This year we will celebrate the 50st anniversary of the UN Conference on the Environment in Stockholm and the 30st anniversary of the Rio Declaration on Environment and Development.
Yet we are far from reaching the objectives of these declarations. Different reports have given evidence of an unprecedented loss of biodiversity, which for many people is key to sustain their diets and livelihoods. COP 26 also illustrated how we are a long way from complying with Principle 10 of the Rio Declaration posits that “[e]nvironmental issues are best handled with the participation of all concerned citizens, at the relevant level”.
It is against this backdrop that the SD=HS program remains relevant. SD=HS aims to puts farmers, men and women, at the heart of strengthening agrobiodiversity to improve diets and climate resilience. Its basic premise is that their voice, agency and knowledge of local diversity is necessary to find solutions for the crisis that we face.

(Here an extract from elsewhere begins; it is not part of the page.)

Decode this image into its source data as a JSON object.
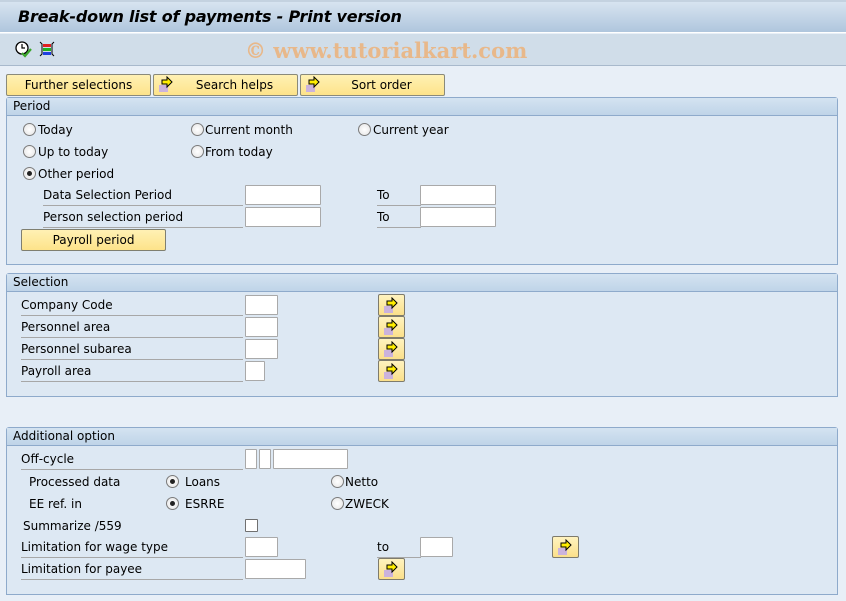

The recent Mid Term Review confirms this by concluding;
that despite the challenges posed by the current COVID-19 pandemic, the SD=HS programme has achieved positive results to date and is clearly responding to the needs and rights of indigenous peoples, smallholder farmers, women and youth. SD=HS is also contributing to global efforts to rebalance power relations by bringing the interests of smallholder farmers to the international arena’. The 342 stories collected by this review also tell a story of how farmers have improved their food and nutrition security, but also how the program has contributed to changes in their community systems.
However, this same review has outlined a number of areas where we need to strengthen our work to increase our impact and remain relevant. It indicates the need to shift the power and give a stronger role to national actors; it suggests developing a more holistic approach to agrobiodiversity; and urges us to do more to involve women and youth. As SD=HS we have taken out six key topics that are important for the future of SD=HS and that we would like to discuss with our partners in the program. These topics are:
1. Strengthen the integration of pillars into a holistic approach to agrobiodiversity,
2. Rebalance the power and decentralize resources to countries,
3. Be more inclusive and strengthen our work on gender and youth,
4. Strengthen learning spaces on national, cross-regional and programme level,
5. Leverage our work by working in coalitions, and
6. Connect the dots; strengthen local to global influencing.
Based on these recommendations we are to develop a future vision and direction for the SD=HS program. We want to build this vision together with the farmers, facilitators, national partners, Oxfam staff.
New initiatives in 2022 aim to encourage this participatory approach.
- As a starting point, you can consult the Mid Term Review summary and a summary through stories of it.
- We wish to make the SD=HS newsletter a tool to foster exchange between partners and facilitators by organizing “newsletter take overs”. Each country is invited to use one edition of the newsletter to share their work with the whole SD=HS community. Please get in touch with us to coordinate this together.
- A new linking and learning initiative aims to discuss and review specific SD=HS topics throughout the year. We will organize a webinar and look at case studies to expand our learning. All SD=HS partners are invited.
Finally, we are engaging with the Swedish Development Agency – Sida – about the future of SD=HS. Sida is currently the main donor to SD=HS, but their current grant will expire by the end of 2022. We know that one of the important priorities for Sida in the coming years will be biodiversity and climate. This means that we hope that we extend our partnership also for the years to come. This month February we will discuss with Sida the findings of the Mid Term Review and ask them to extend the current grant. We hope to get more clarity about the possibilities for extension and what is required from all of us before the end of March.